How to optimize: Usually, only larger news-based publishers appear in Top Stories because the intent behind this feature is to report breaking news and ideas in relation to a search query. You can still set yourself up for a chance of appearing at the top of SERPs by posting timely content on a hot topic or current event, in addition to following SEO best practices. Organizations that don’t generally publish news may find little value in Top Stories.
Google Ads Top
Through Google Ads and based on Quality Scores, several paid ads are featured at the top of SERPs, above an organic result. The green “Ad” label informs searchers they’re clicking on a paid advertisement.
How to optimize: Ad position is dictated by a number of factors, including expected click-through rate, relevance to the search query, quality of the ad landing page and the amount of money you’ve bid within Google Ads, to name a few. You can influence Google to rank your ads at the top by bidding more, improving UX of the Google ad and targeting keywords that match the intent of your ad.

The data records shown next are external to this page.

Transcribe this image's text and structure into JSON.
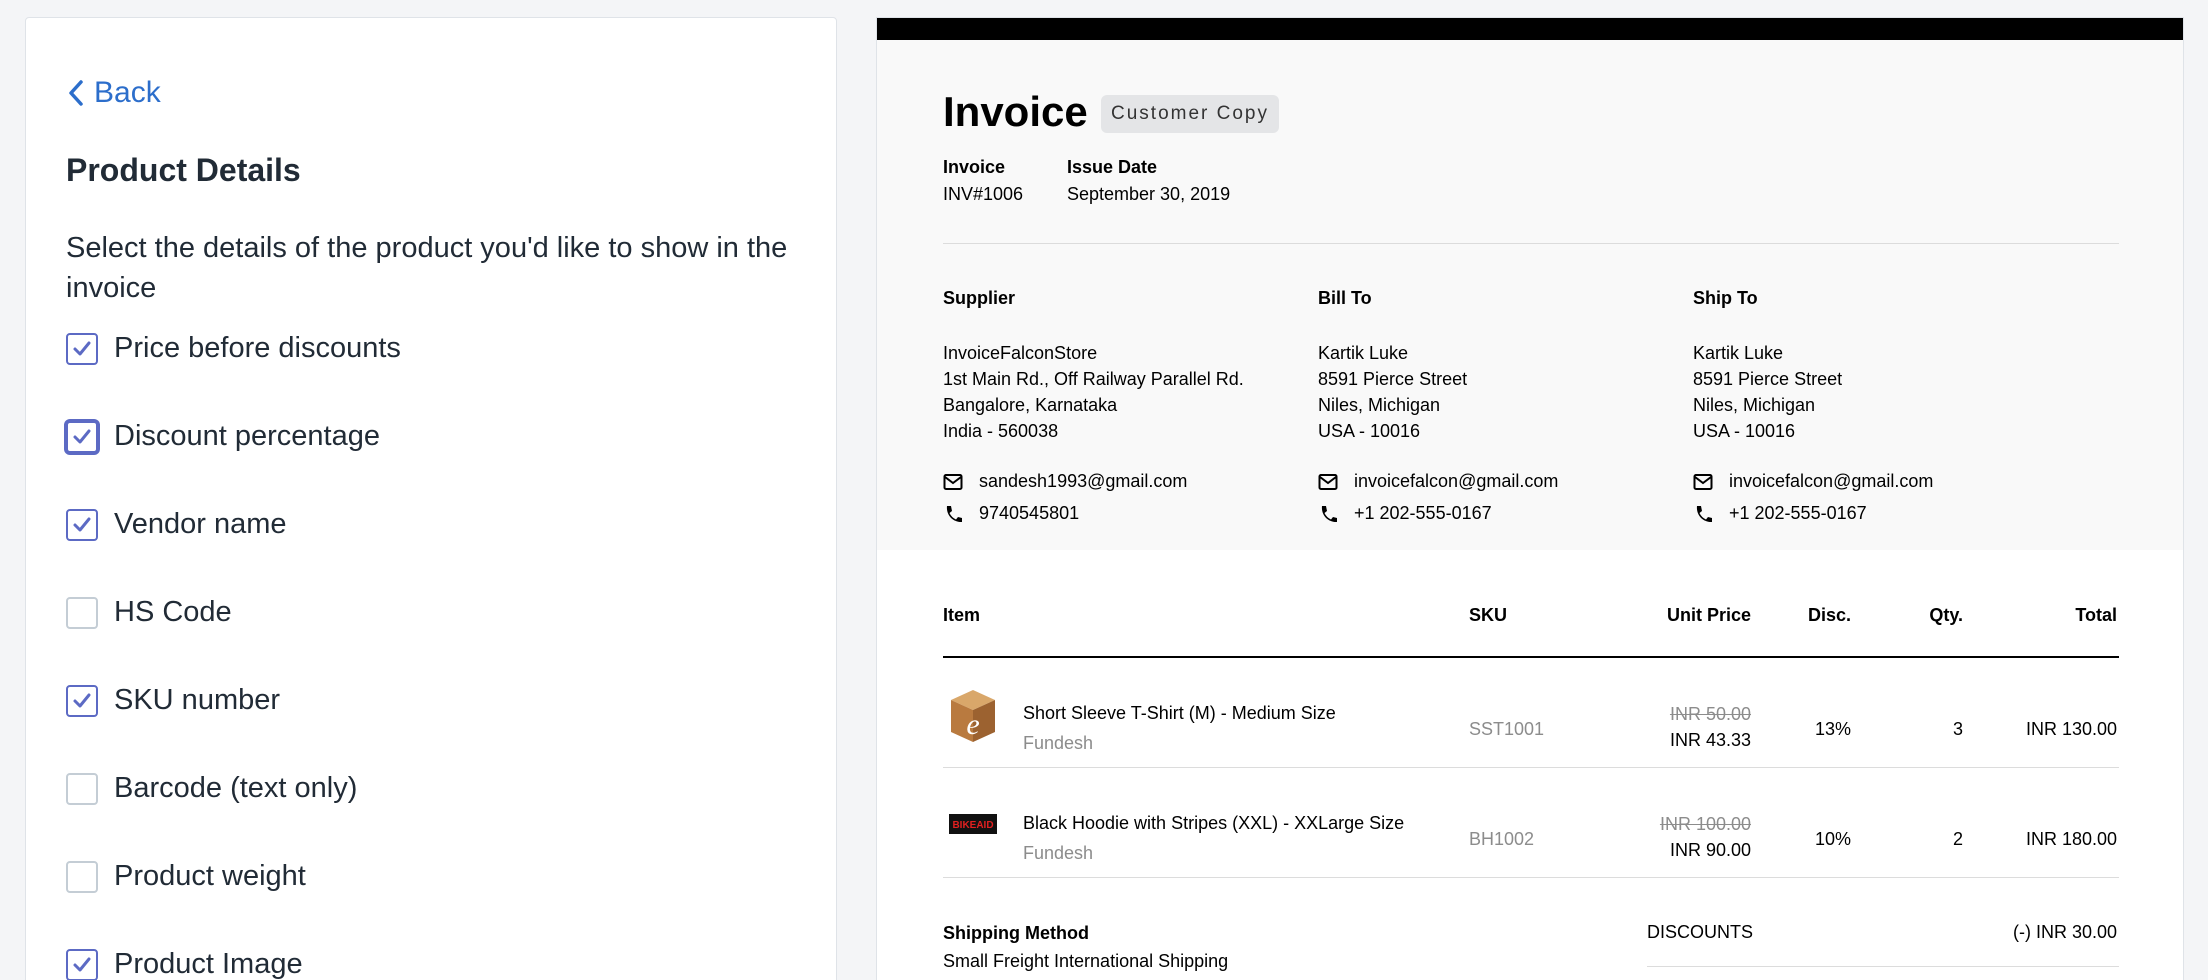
{
  "settings": {
    "back_label": "Back",
    "title": "Product Details",
    "description": "Select the details of the product you'd like to show in the invoice",
    "options": [
      {
        "label": "Price before discounts",
        "checked": true
      },
      {
        "label": "Discount percentage",
        "checked": true,
        "focused": true
      },
      {
        "label": "Vendor name",
        "checked": true
      },
      {
        "label": "HS Code",
        "checked": false
      },
      {
        "label": "SKU number",
        "checked": true
      },
      {
        "label": "Barcode (text only)",
        "checked": false
      },
      {
        "label": "Product weight",
        "checked": false
      },
      {
        "label": "Product Image",
        "checked": true
      }
    ]
  },
  "invoice": {
    "title": "Invoice",
    "copy_badge": "Customer Copy",
    "number_label": "Invoice",
    "number": "INV#1006",
    "date_label": "Issue Date",
    "date": "September 30, 2019",
    "supplier": {
      "title": "Supplier",
      "lines": [
        "InvoiceFalconStore",
        "1st Main Rd., Off Railway Parallel Rd.",
        "Bangalore, Karnataka",
        "India - 560038"
      ],
      "email": "sandesh1993@gmail.com",
      "phone": "9740545801"
    },
    "bill_to": {
      "title": "Bill To",
      "lines": [
        "Kartik Luke",
        "8591 Pierce Street",
        "Niles, Michigan",
        "USA - 10016"
      ],
      "email": "invoicefalcon@gmail.com",
      "phone": "+1 202-555-0167"
    },
    "ship_to": {
      "title": "Ship To",
      "lines": [
        "Kartik Luke",
        "8591 Pierce Street",
        "Niles, Michigan",
        "USA - 10016"
      ],
      "email": "invoicefalcon@gmail.com",
      "phone": "+1 202-555-0167"
    },
    "columns": {
      "item": "Item",
      "sku": "SKU",
      "unit_price": "Unit Price",
      "disc": "Disc.",
      "qty": "Qty.",
      "total": "Total"
    },
    "items": [
      {
        "name": "Short Sleeve T-Shirt (M) - Medium Size",
        "vendor": "Fundesh",
        "sku": "SST1001",
        "price_before": "INR 50.00",
        "price": "INR 43.33",
        "disc": "13%",
        "qty": "3",
        "total": "INR 130.00",
        "image_icon": "box-e-icon",
        "image_text": "e"
      },
      {
        "name": "Black Hoodie with Stripes (XXL) - XXLarge Size",
        "vendor": "Fundesh",
        "sku": "BH1002",
        "price_before": "INR 100.00",
        "price": "INR 90.00",
        "disc": "10%",
        "qty": "2",
        "total": "INR 180.00",
        "image_icon": "bikeaid-logo-icon",
        "image_text": "BIKEAID"
      }
    ],
    "shipping_method_label": "Shipping Method",
    "shipping_method": "Small Freight International Shipping",
    "discounts_label": "DISCOUNTS",
    "discounts_value": "(-) INR 30.00"
  },
  "colors": {
    "accent": "#5c6ac4",
    "link": "#2c6ecb",
    "muted": "#8c8c8c"
  }
}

Google Ads Bottom
Paid ads featured below organic results are often cheaper, as the four most coveted ad positions (the very top) are more expensive and more competitive. They serve the same purpose as above-the-fold ads but don’t contribute to SERP crowding.

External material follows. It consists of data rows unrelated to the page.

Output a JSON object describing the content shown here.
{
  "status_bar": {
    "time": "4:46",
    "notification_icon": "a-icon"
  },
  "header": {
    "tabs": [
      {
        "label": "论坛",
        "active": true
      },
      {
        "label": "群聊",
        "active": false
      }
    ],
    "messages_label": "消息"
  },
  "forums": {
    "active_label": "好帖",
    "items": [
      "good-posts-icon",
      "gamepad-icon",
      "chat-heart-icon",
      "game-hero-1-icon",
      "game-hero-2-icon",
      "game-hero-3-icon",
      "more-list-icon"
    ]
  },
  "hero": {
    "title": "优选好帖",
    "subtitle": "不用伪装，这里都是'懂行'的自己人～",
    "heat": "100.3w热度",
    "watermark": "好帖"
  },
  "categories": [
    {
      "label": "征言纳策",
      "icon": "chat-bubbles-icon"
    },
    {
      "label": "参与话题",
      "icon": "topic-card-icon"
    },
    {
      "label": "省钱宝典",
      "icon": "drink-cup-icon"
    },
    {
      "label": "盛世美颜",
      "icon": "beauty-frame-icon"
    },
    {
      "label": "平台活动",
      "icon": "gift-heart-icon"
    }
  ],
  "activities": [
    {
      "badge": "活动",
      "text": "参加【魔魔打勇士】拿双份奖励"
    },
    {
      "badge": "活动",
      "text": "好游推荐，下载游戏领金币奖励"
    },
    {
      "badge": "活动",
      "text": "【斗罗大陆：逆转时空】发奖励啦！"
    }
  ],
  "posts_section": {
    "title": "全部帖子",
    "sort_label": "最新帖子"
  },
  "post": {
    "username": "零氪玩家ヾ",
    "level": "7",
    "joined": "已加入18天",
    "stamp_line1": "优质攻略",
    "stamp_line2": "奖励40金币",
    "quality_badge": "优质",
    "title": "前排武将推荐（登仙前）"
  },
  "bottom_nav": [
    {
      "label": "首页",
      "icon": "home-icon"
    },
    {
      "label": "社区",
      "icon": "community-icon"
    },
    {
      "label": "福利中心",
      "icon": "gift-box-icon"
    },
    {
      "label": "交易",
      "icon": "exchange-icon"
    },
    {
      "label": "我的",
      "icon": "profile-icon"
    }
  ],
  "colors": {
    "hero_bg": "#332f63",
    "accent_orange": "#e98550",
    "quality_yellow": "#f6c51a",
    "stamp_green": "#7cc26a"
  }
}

How to optimize: Ads at the bottom of SERPs are not ideal, as the overarching goal is to be the first visible listing for a keyword. However, Google may determine that organic search results actually serve the user more value than paid ads, despite your bidding on a keyword within a Google Ads auction. On the other hand, ranking above other bottom-SERP ads is still preferable, whereby you’d want to follow the same optimization tips presented in the “Google Ads Top” section.
How do Google SERP features fit into your SEO strategy?
If the goal of SEO is to get people to find and visit your website, it may seem counterintuitive to try to get your content into a SERP feature. After all, if your information is directly available within the SERP, won’t people be less likely to click through to your site?
Yes and no.
If your web pages do not earn a featured spot in SERPs, it means someone else has provided information that is more relevant to searchers. It also means that Featured Snippets and the like will appear above all other results, pushing your content further down the page. This is bad for your SEO, as the former glory of being on Page 1 holds less significance if you don’t actually own Position 0 (aka Featured Snippet).
Conversely, you can drive higher click-through rates, site traffic and search visibility by winning SERP features, thus improving your SEO.
And as your click-through rates rise, Google’s RankBrain algorithm will begin to recalculate the value of your listings and may subsequently adjust your rankings upward.
So think of it this way: If your content is featured on a SERP, it means you’re producing relevant, useful content! That means Google sees your site as authoritative. That’s good for your SEO, and your commercial goals, in the long run.
Optimizing your content with SERP features in mind: What to know
By design, web developers should update all relevant web pages with schema markup, as this will help structure page data so search engines can more easily crawl and scrape information to serve to users in SERPs.
In the past year, however, there have been instances of brands winning Featured Snippets without utilizing schema, which can be taken as a sign that Google’s algorithms are evolving quickly. So quickly, in fact, that they’re able to scan, compile and serve information that’s unstructured, as long as those respective web pages most closely match search intent and topical relevance. However, you shouldn’t count on a bot understanding your content — structuring your web pages is always a good idea.
Getting featured in SERPs is a great way to build your website’s authority and ranking. With the right strategy, you’ll drive more traffic to your website where you can convert users to paying customers.
Now that you know what SERP features exist and how to optimize your website to win them, get out there and try it out! Let us know how you do in the comments below.
Editor’s Note: Updated March 2021.